If you have been convicted of a crime, you still have the right to vote.

  • If you have been convicted of a misdemeanor, you have the right to vote, even if you are incarcerated.
  • If you have been arrested for a felony but have not been convicted, you still have the right to vote.
  • If you have been convicted of a felony, you may not vote while incarcerated. Once you are out of prison or jail, you must re-register to vote, even if you were previously registered. You have the right to vote.
  • If you live in a halfway house, are on parole, probation, house arrest or any other sort of correctional control, you have the right to vote.

You are eligible to vote in Ohio:

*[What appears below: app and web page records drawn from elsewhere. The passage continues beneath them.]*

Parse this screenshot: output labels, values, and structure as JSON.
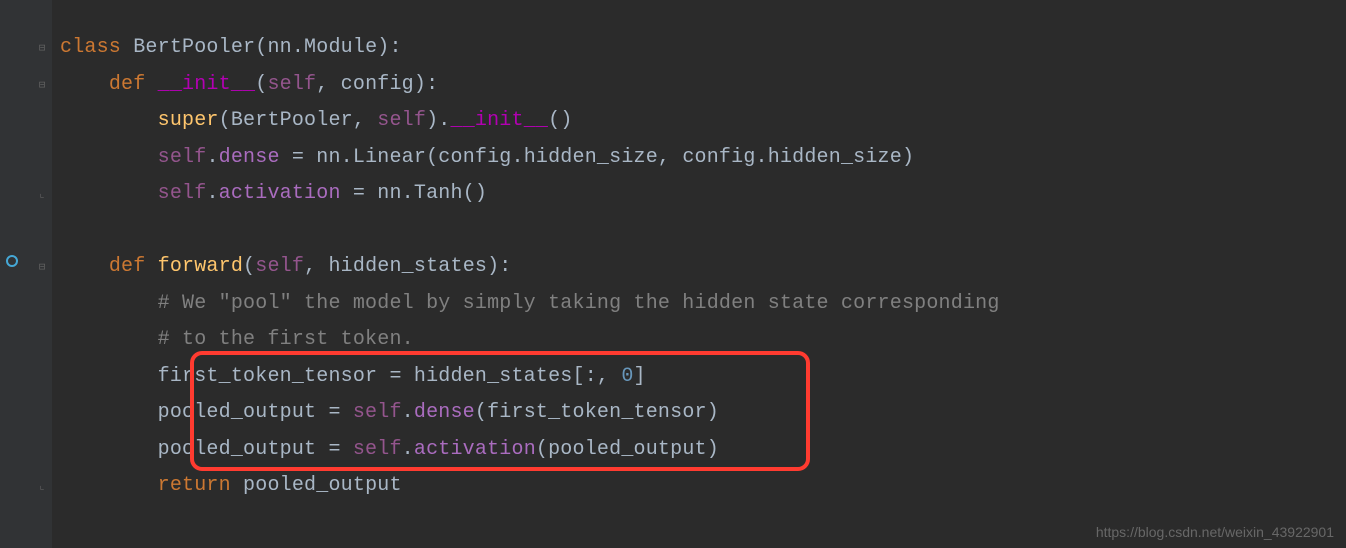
{
  "watermark": "https://blog.csdn.net/weixin_43922901",
  "code": {
    "l1": {
      "kw": "class",
      "sp": " ",
      "name": "BertPooler",
      "open": "(",
      "arg": "nn.Module",
      "close": "):"
    },
    "l2": {
      "indent": "    ",
      "kw": "def",
      "sp": " ",
      "name": "__init__",
      "open": "(",
      "self": "self",
      "comma": ", ",
      "p1": "config",
      "close": "):"
    },
    "l3": {
      "indent": "        ",
      "call": "super",
      "open": "(",
      "a1": "BertPooler",
      "c1": ", ",
      "self": "self",
      "close": ").",
      "dund": "__init__",
      "tail": "()"
    },
    "l4": {
      "indent": "        ",
      "self": "self",
      "dot": ".",
      "attr": "dense",
      "eq": " = ",
      "rhs": "nn.Linear(config.hidden_size, config.hidden_size)"
    },
    "l5": {
      "indent": "        ",
      "self": "self",
      "dot": ".",
      "attr": "activation",
      "eq": " = ",
      "rhs": "nn.Tanh()"
    },
    "l6": {
      "indent": ""
    },
    "l7": {
      "indent": "    ",
      "kw": "def",
      "sp": " ",
      "name": "forward",
      "open": "(",
      "self": "self",
      "comma": ", ",
      "p1": "hidden_states",
      "close": "):"
    },
    "l8": {
      "indent": "        ",
      "cmt": "# We \"pool\" the model by simply taking the hidden state corresponding"
    },
    "l9": {
      "indent": "        ",
      "cmt": "# to the first token."
    },
    "l10": {
      "indent": "        ",
      "lhs": "first_token_tensor = hidden_states[:, ",
      "num": "0",
      "tail": "]"
    },
    "l11": {
      "indent": "        ",
      "lhs": "pooled_output = ",
      "self": "self",
      "dot": ".",
      "attr": "dense",
      "tail": "(first_token_tensor)"
    },
    "l12": {
      "indent": "        ",
      "lhs": "pooled_output = ",
      "self": "self",
      "dot": ".",
      "attr": "activation",
      "tail": "(pooled_output)"
    },
    "l13": {
      "indent": "        ",
      "kw": "return",
      "sp": " ",
      "rhs": "pooled_output"
    }
  },
  "fold_marks": [
    "⊟",
    "⊟",
    "",
    "",
    "⌞",
    "",
    "⊟",
    "",
    "",
    "",
    "",
    "",
    "⌞"
  ]
}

  • If you are a citizen of the United States;
  • If you will be 18 on or before the day of the election in which you plan to vote;
  • If you have been a resident of Ohio for at least 30 days immediately before the election for which you are registering;
  • If you have not been declared incompetent to vote by a probate court;
  • If you are not currently incarcerated for a felony in any state;
  • If you have not permanently lost your voting rights due to violation of election laws, and;
  • If you have registered to vote.